The Society has been pleased to accept this dual role, which has continued with only a short break, to this present day.

Path to 'The Dungeon', Wirral Country Park
There’s nothing quite like an early Spring morning on Wirral.

For the last ninety-plus years, the Society, through its Executive Committee, which meets monthly, has done its best to take an active role in preserving what makes Wirral unique. It has tried to keep a careful eye on any proposed plans or developments which it believes threatens or is detrimental to, what currently exists.

The Society aims to be constructive about change, and whenever possible, will offer an alternative solution to anything we consider to be undesirable. Over the years, thanks to the “eyes and ears” of members, the Society has been able to act effectively on many local environmental issues – some successful and some not (you win some, you lose some!)

The Society is a Registered Charity and currently has some 300+ members, which it tries to involve wherever possible. A quarterly newsletter, “Wirral Matters”, is sent to all our members, and also local Councillors, local MPs, the media and libraries. This includes news and information about our current activities, and is now included on this Website as an archive.

If you also feel strongly about the Wirral peninsula, you might like to consider joining us in the ongoing task of protecting the Wirral environment!

Operational Details

So how do we get things done and where do we focus scrutiny? To answer, here’s a basic outline of how we operate.

Area Covered…

The Society covers the area known historically as, ‘The Hundred of Wirral’, better known today as the Wirral Peninsula. This includes land under the Metropolitan Borough of Wirral, the Borough of Ellesmere Port and Neston and (part of) Chester City Council.

We Were Founded…

On 22 May 1928, the Wirral Society was created as an independent Society. However, in the following years the Society has acted as the Wirral District Committee for the Campaign To Protect Rural England (CPRE).

As an Organisation…

The Society operates with a membership of subscribers under an Executive Committee that meets monthly. The Executive Committee is elected at the Society’s Annual General Meeting and comprises of elected Society members. Some of our Committee also represent other local Societies.


Outside of our environmental work, we also run a number of regular committee-driven activities which we do by:

  • Engaging in dialogue and commenting on planning applications and other proposals for change, e.g., RPG, Local Plan, regeneration initiatives etc.
  • Funding worthy local environmental initiatives, including supporting the work of other groups (e.g. Tree planting), founding of ‘Friends’ groups etc.
  • Representation on other related organisations, including CPRE Cheshire Branch and its Planning Committee, Wirral Coastal Partnership, Dee Estuary Conservation Group etc.
  • Giving talks to other Organisations.
  • Giving lectures and occasional publications aimed at increasing appreciation of the area.

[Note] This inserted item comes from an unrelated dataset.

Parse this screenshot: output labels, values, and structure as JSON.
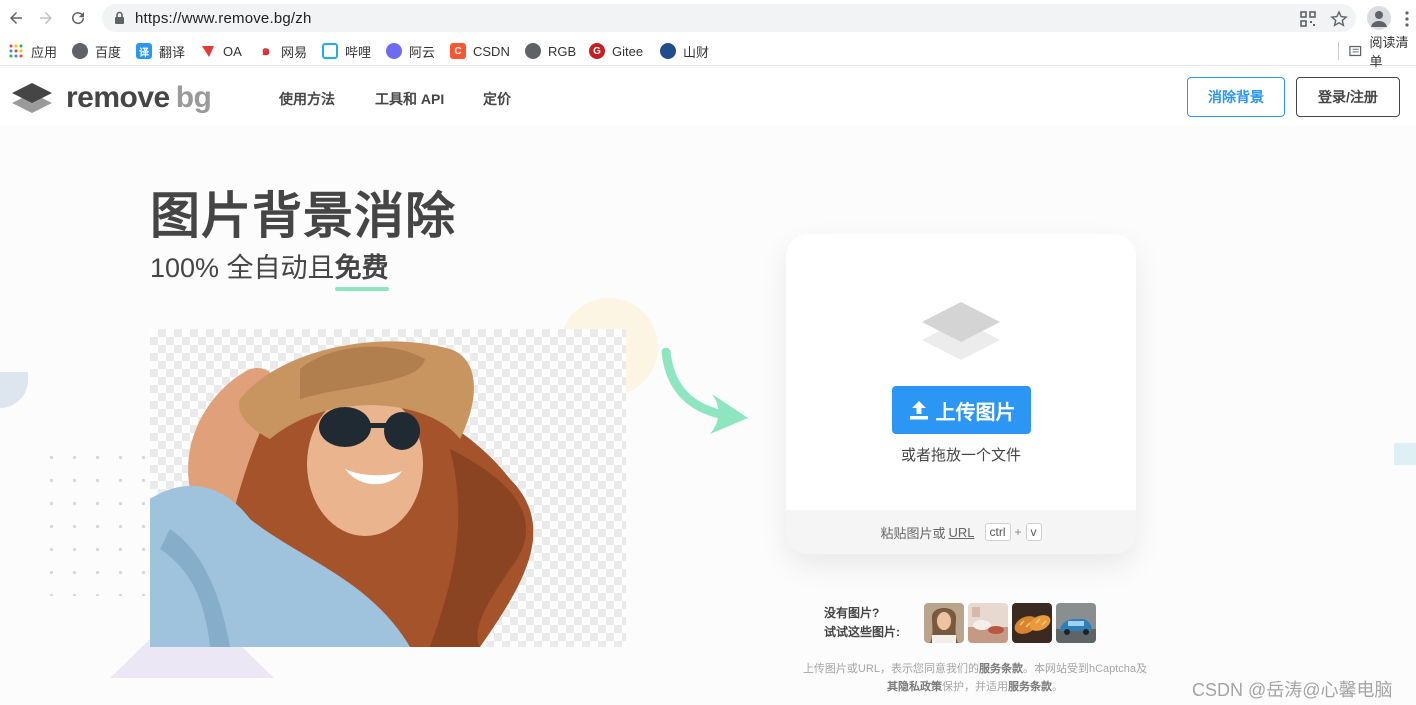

Contact With Members

We thrive on feedback from our members (and non-members for that matter!) and keep our supporters updated about our activity via:

  • Publication of ‘Wirral Matters’ several times annually.
  • An Annual General Meeting and an Annual Summer Meeting.
  • Three ‘W. Victor Smith Memorial’ lectures per year.

We are also a registered charity (number 252854) and our work is funded by gifts, donations and membership subscriptions.